I soon began to experiment with easy mode in other games, with varying results. Mass Effect 3‘s “Story Mode” that softened combat stripped the game of any tangible sense of accomplishment, robbing my Shepard of her hard-fought victory. Lowering the difficulty of BioShock added nothing to my experience, especially since the penalties for death are already nonexistant–though it made the brief Little Sister escort section less annoying. Playing Darksiders on a low difficulty, however, really allowed me to slice through enemies in ways that didn’t drag the pacing through the mud, as was the case when I played on normal.
Then there are the games that provide alternate solutions to easy mode. My favorite example is Donkey Country Returns, which happens to be my favorite game for the Wii. Continual failure will result in an option to summon “Super Kong,” a gray-furred version of the titular ape, who completes the level for you while you watch in dejected jealousy. It’s just like those moments back when you and your best friend couldn’t figure out how to beat that level in Super Star Wars, and you had to ask his older brother to do it for you. It leaves you with equal feelings of shame and relief. I love the platforming sections of the game, but I absolutely loathed the mine cart and barrel rocket levels. In these moments, Super Kong helped me bypass the sections I despise while allowing me to continue to embark on the jungle japes I enjoy.

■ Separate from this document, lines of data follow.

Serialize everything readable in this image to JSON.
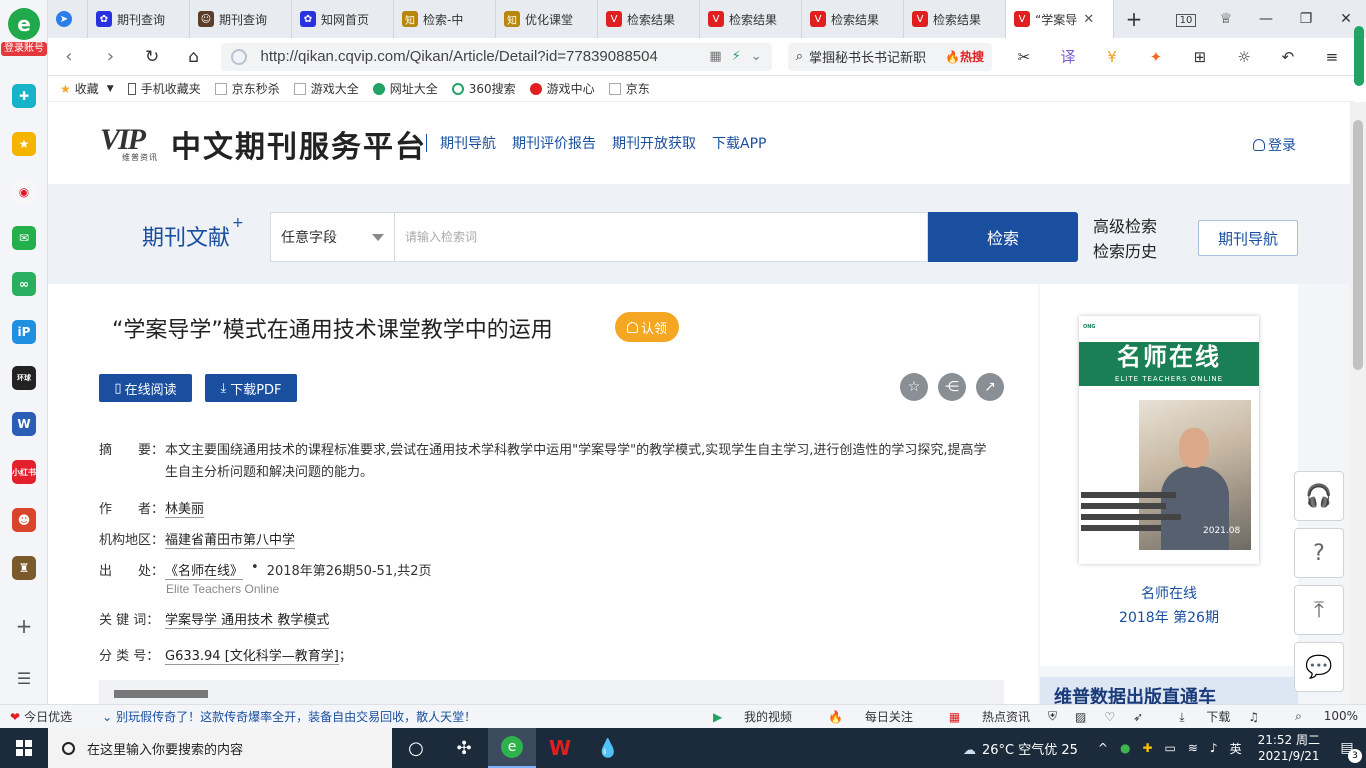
{
  "browser": {
    "tabs": [
      {
        "label": "期刊查询",
        "icon": "baidu-paw-icon",
        "color": "#2932e1"
      },
      {
        "label": "期刊查询",
        "icon": "person-icon",
        "color": "#5a3e2b"
      },
      {
        "label": "知网首页",
        "icon": "baidu-paw-icon",
        "color": "#2932e1"
      },
      {
        "label": "检索-中",
        "icon": "zhi-icon",
        "color": "#b8860b"
      },
      {
        "label": "优化课堂",
        "icon": "zhi-icon",
        "color": "#b8860b"
      },
      {
        "label": "检索结果",
        "icon": "vip-icon",
        "color": "#e02020"
      },
      {
        "label": "检索结果",
        "icon": "vip-icon",
        "color": "#e02020"
      },
      {
        "label": "检索结果",
        "icon": "vip-icon",
        "color": "#e02020"
      },
      {
        "label": "检索结果",
        "icon": "vip-icon",
        "color": "#e02020"
      },
      {
        "label": "“学案导",
        "icon": "vip-icon",
        "color": "#e02020"
      }
    ],
    "tab_count": "10",
    "url": "http://qikan.cqvip.com/Qikan/Article/Detail?id=77839088504",
    "hot_search": "掌掴秘书长书记新职",
    "hot_label": "热搜",
    "sidebar_badge": "登录账号",
    "bookmarks": [
      "收藏",
      "手机收藏夹",
      "京东秒杀",
      "游戏大全",
      "网址大全",
      "360搜索",
      "游戏中心",
      "京东"
    ]
  },
  "site": {
    "logo_text": "VIP",
    "logo_sub": "维普资讯",
    "title": "中文期刊服务平台",
    "nav": [
      "期刊导航",
      "期刊评价报告",
      "期刊开放获取",
      "下载APP"
    ],
    "login": "登录"
  },
  "search": {
    "label": "期刊文献",
    "plus": "+",
    "field": "任意字段",
    "placeholder": "请输入检索词",
    "button": "检索",
    "advanced": "高级检索",
    "history": "检索历史",
    "journal_nav": "期刊导航"
  },
  "article": {
    "title": "“学案导学”模式在通用技术课堂教学中的运用",
    "claim": "认领",
    "read_online": "在线阅读",
    "download_pdf": "下载PDF",
    "abstract_label": "摘　　要：",
    "abstract": "本文主要围绕通用技术的课程标准要求,尝试在通用技术学科教学中运用\"学案导学\"的教学模式,实现学生自主学习,进行创造性的学习探究,提高学生自主分析问题和解决问题的能力。",
    "author_label": "作　　者：",
    "author": "林美丽",
    "org_label": "机构地区：",
    "org": "福建省莆田市第八中学",
    "source_label": "出　　处：",
    "source_journal": "《名师在线》",
    "source_detail": "2018年第26期50-51,共2页",
    "source_en": "Elite Teachers Online",
    "keywords_label": "关 键 词：",
    "keywords": [
      "学案导学",
      "通用技术",
      "教学模式"
    ],
    "class_label": "分 类 号：",
    "class_code": "G633.94 [文化科学—教育学]",
    "class_suffix": "；"
  },
  "cover": {
    "title_cn": "名师在线",
    "title_en": "ELITE TEACHERS ONLINE",
    "date": "2021.08",
    "caption_name": "名师在线",
    "caption_issue": "2018年 第26期"
  },
  "ad_banner": "维普数据出版直通车",
  "statusbar": {
    "left": "今日优选",
    "news": "别玩假传奇了！这款传奇爆率全开，装备自由交易回收，散人天堂！",
    "right": [
      "我的视频",
      "每日关注",
      "热点资讯",
      "下载",
      "100%"
    ]
  },
  "taskbar": {
    "search_placeholder": "在这里输入你要搜索的内容",
    "weather": "26°C 空气优 25",
    "ime": "英",
    "time": "21:52 周二",
    "date": "2021/9/21",
    "notifications": "3"
  }
}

In these cases, easy mode serves as a means to end, a way that allows me to play a game the way I want to play it, and that’s one of the best aspects of the video game medium. Maybe playing a game on easy is like reading Joyce’s Ulysses without having to offer a nuanced criticism of the work. Or maybe it’s like watching Kubrick’s 2001: A Space Odyssey simply to enjoy the rich visuals instead of interpreting the film’s mind-bending third act. But I still find such analogies suspect because the texts are still challenging; the reader just has different goals. Books, films, and music cannot be altered by the audience and remain the same texts. BioShock on easy is still BioShock, after all. I couldn’t say the same for Ulysses if you ripped out all the pages in the more difficult episodes…

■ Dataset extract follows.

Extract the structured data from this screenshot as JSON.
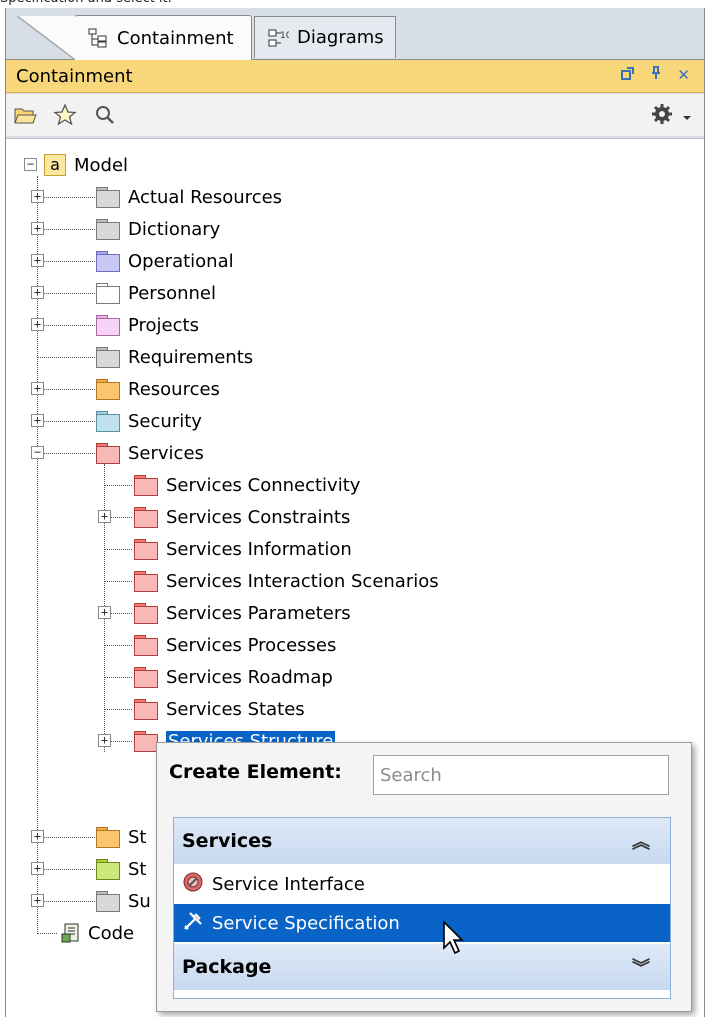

Easy mode gives us the option to enjoy games without the hindrance of conventional challenge. Without steep penalties for failure, we can experiment with difficult control schemes, revel in the game’s world, speed through a game when we have little time to play, or even focus purely on narrative, if that’s your thing. But most importantly, the different difficulty settings are more open than we tend to realize, giving us much control to alter the worlds in which we play to suit our own needs and styles. We can find meaning in digital worlds beyond overcoming a difficult challenge by taking time to explore every inch of a digital environment without fear of being knocked back to a previous checkpoint. We can try more intricate approachess to puzzles, different combat strategies, and numerous other modes of play in a world where consequence is more forgiving.
So the next time a game is giving you trouble, or if you just want a new way to interact with a game that’s gotten stale, check out the lower end of the difficulty scale. You never know how it could alter your play experience for the better. And to those of you who undoubtedly believe easy mode to be the absolute nadir of game interaction and the mark of an amateur, you’ll have to speak up–because I can’t hear you over the sound of all the fun I’m having.